Protesters had forced polling booths to close in Bangkok and southern Thailand, disenfranchising registered voters.
As a result, not all Parliament seats will be filled and a series of by-elections are required to complete voting, extending political paralysis for months.
After disrupting voting, protesters said they would fight the results on several grounds, including that it is required by law to be held on one day.
The opposition Democrat Party, which backs the protesters and boycotted the vote, said on Monday that it was studying other legal justifications to invalidate the election.
The struggle to hold the poll was part of a three-month-old dispute that has split the country between supporters of the prime minister, Yingluck Shinawatra, and opponents who allege her government is too corrupt to rule.
Demonstrators have occupied major intersections in Bangkok and forced government ministries to shut down and work elsewhere.
"We are not giving up the fight. We still keep fighting," protest leader Suthep Thaugsuban said. "Our mission is to keep shutting down government offices, so don't ask us to give those back."
Suthep, a former opposition politician, said the movement was closing two of its Bangkok protest sites and asking crowds to consolidate at five other locations, mostly in the business centre of the capital.
Protesters have shut major intersections in the Silom and Sukhumvit business districts and Ratchaprasong shopping district, where the city's upscale malls are located.
The protesters want to suspend democracy and demand the government be replaced by an unelected council that would rewrite political and electoral laws to combat deep-seated problems of corruption and money politics.
Yingluck has refused to step down, arguing she was elected by a landslide majority and is open to reform but that such a council would be unconstitutional and undemocratic.
The protesters are a minority that cannot win through elections, but are a formidable alliance of opposition leaders, royalists and powerful businessmen.
They have won past battles, by removing Yingluck's brother, the former prime minister Thaksin Shinawatra, in a 2006 army coup, and by forcing out two Thaksin-allied prime ministers through controversial legal rulings.
Nullifying the vote
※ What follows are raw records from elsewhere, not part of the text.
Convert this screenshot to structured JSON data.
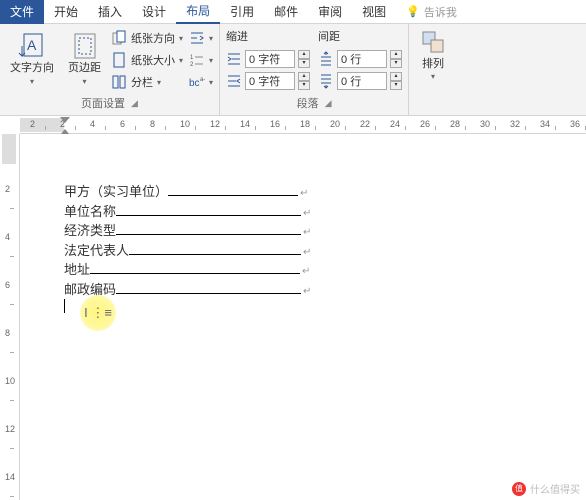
{
  "tabs": {
    "file": "文件",
    "home": "开始",
    "insert": "插入",
    "design": "设计",
    "layout": "布局",
    "references": "引用",
    "mailings": "邮件",
    "review": "审阅",
    "view": "视图",
    "tellme": "告诉我"
  },
  "ribbon": {
    "text_direction": "文字方向",
    "margins": "页边距",
    "orientation": "纸张方向",
    "size": "纸张大小",
    "columns": "分栏",
    "page_setup": "页面设置",
    "indent_header": "缩进",
    "spacing_header": "间距",
    "indent_left": "0 字符",
    "indent_right": "0 字符",
    "spacing_before": "0 行",
    "spacing_after": "0 行",
    "paragraph": "段落",
    "arrange": "排列"
  },
  "ruler": {
    "h": [
      "2",
      "2",
      "4",
      "6",
      "8",
      "10",
      "12",
      "14",
      "16",
      "18",
      "20",
      "22",
      "24",
      "26",
      "28",
      "30",
      "32",
      "34",
      "36"
    ],
    "v": [
      "2",
      "4",
      "6",
      "8",
      "10",
      "12",
      "14"
    ]
  },
  "doc": {
    "line1_label": "甲方（实习单位）",
    "line2_label": "单位名称",
    "line3_label": "经济类型",
    "line4_label": "法定代表人",
    "line5_label": "地址",
    "line6_label": "邮政编码"
  },
  "watermark": "什么值得买"
}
Suthep's public assurance to followers that the ballot would be nullified leaves "no doubt" that the Constitutional Court will end up hearing a case to annul it, and Verapat Pariyawong, an independent Harvard-educated lawyer.
If the ballot is nullified, Verapat said there will be "more blood on the streets", a reference to the expectation that government supporters in the north are unlikely to sit idle.
Before Thaksin was deposed in 2006, the Constitutional Court nullified a vote won by his party a month earlier. The ruling partly found that the positioning of ballot booths had compromised voter privacy.